When it comes to providing a steady stream of blog fodder concerning highly publicized bungled foreclosures, Bank of America is a gift that keeps on giving.
A bankruptcy judge issued a $45 million fine against Bank of America Corp., calling the bank's treatment of a California couple who fought to save their home "brazen" and "heartless."
Judge Christopher Klein of the U.S. Bankruptcy Court in Sacramento said the bank's mortgage modification process and mistaken foreclosure on Erik and Renee Sundquist's home left them in "a state of battle-fatigued demoralization."
The size of the fine is intended to send a message to the bank.
The fine money, earmarked mostly for law schools and consmer advocacy organizations, is meant to be large enough that it won't "be laughed off in the boardroom as petty cash or 'chump change'," Judge Klein said in the ruling, published Thursday.
Judge Klein also lambasted BofA for something we discussed in a recent post: a corporate culture gone off the rails.
"It is apparent that the engine of Bank of America's problem in this case is one of corporate culture...not rogue employees betraying an upstanding employer," he added.
As might be expected, the bank strongly disagrees with the judge, but declined to state whether or not it would appeal. Perhaps they'll heed advice my late father offered me: "Sometimes, it's best to quit while you're behind." In what might be the Platonic ideal of the concept of "understatement, a spokesperson for the bank uttered, "Regrettably, the customers had a challenging experience."

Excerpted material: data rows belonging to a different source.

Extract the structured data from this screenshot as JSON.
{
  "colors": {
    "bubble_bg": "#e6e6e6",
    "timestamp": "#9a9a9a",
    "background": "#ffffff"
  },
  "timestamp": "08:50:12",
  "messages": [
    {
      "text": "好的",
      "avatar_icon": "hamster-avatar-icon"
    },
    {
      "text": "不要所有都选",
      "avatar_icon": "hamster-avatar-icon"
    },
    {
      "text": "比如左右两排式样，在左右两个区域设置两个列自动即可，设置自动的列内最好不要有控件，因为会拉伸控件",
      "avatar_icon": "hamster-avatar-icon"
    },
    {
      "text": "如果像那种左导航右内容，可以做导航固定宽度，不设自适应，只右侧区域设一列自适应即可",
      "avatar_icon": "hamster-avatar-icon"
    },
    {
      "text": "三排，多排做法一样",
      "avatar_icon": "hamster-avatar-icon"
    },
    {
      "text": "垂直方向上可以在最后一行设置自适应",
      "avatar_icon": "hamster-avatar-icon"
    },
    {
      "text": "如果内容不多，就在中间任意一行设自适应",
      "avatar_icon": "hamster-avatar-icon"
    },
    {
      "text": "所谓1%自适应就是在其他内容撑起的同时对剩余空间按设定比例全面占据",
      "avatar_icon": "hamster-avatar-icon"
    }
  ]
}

- The borrowers, the Sandquists, stopped making payments on their home loan only after the bank informed them that they would not be eligible for a loan modification as long as they were current on their loan. That sounds like a familiar trip through the looking glass for many during the most recent mortgage modification insanity.
- The bank "routinely either lost or declared insufficient, or incomplete or stale or in need of resubmission or denied without comprehensible explanation," the Sandquists' 20 loan modification requests.

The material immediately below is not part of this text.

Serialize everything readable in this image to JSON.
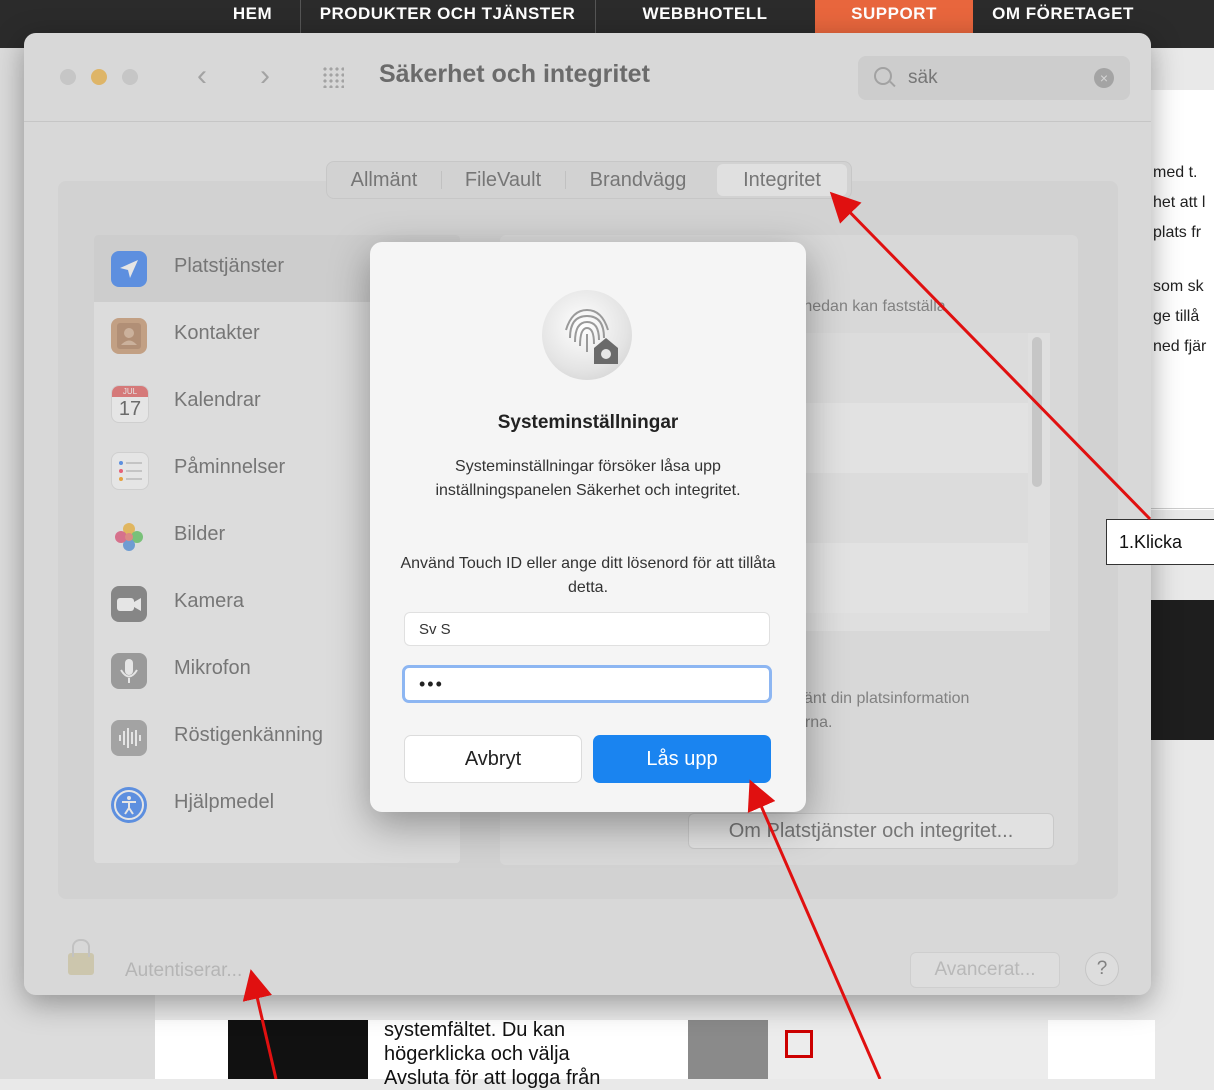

- Notwithstanding the couple's filing of a bankruptcy, which by law automatically stays foreclosure proceedings, the bank foreclosed on their home and gave them an eviction notice.
- The couple moved out, and Ms. Sundquist was hospitalized with stress-related heart attack symptoms several weeks later.
- Bank of America officials later reversed the sale. The couple wasn't formally notified of the change but moved back in several months later, the ruling said.
- In the interim, the couple's homeowner association fined them $20,000 for dead landscaping.
"There comes a point at which this case is reminiscent of Watergate: the denial and coverup becomes worse than the crime," Judge Klein said of the bank's behavior after the foreclosure mistake.
I don't know if I'd go that far, seeing as I'm old enough to have actually watched the Watergate madness unfold during law school and it seemed a heck of a lot worse than this kerfuffle, although unlike a former US president, I did inhale in those days, so my memory may be hazy. Regardless, the piling on of error-after-error causes one to wonder: Could a pet parrot be involved?
How many times have we been down this road with the bank that bears the name of the land I like to call "'Murica"? Well, in addition to the link immediately above, at least here and here and here and here. There might be more, but we've run out of time and space.
Judge Klein also takes a shot at the bank's regulators for failing to protect borrowers from these mind-numbing shenanigans. While I'm not known for cutting regulators slack, in the case of Bank of America and some of its brother banking behemoths, I've come to the conclusion that no regulatory regime could keep a handle on them. It's akin to trying to teach close order drill to The Keystone Cops. No matter how many times you drill them, the very instant you take your eyes off of them, they break into a Pan-Asian Fire Drill.
Their repeated failures to learn from their mistakes and clean up their acts gives support to those, including folks as different as Gary Cohn and Elizabeth Warren, who want to break them up.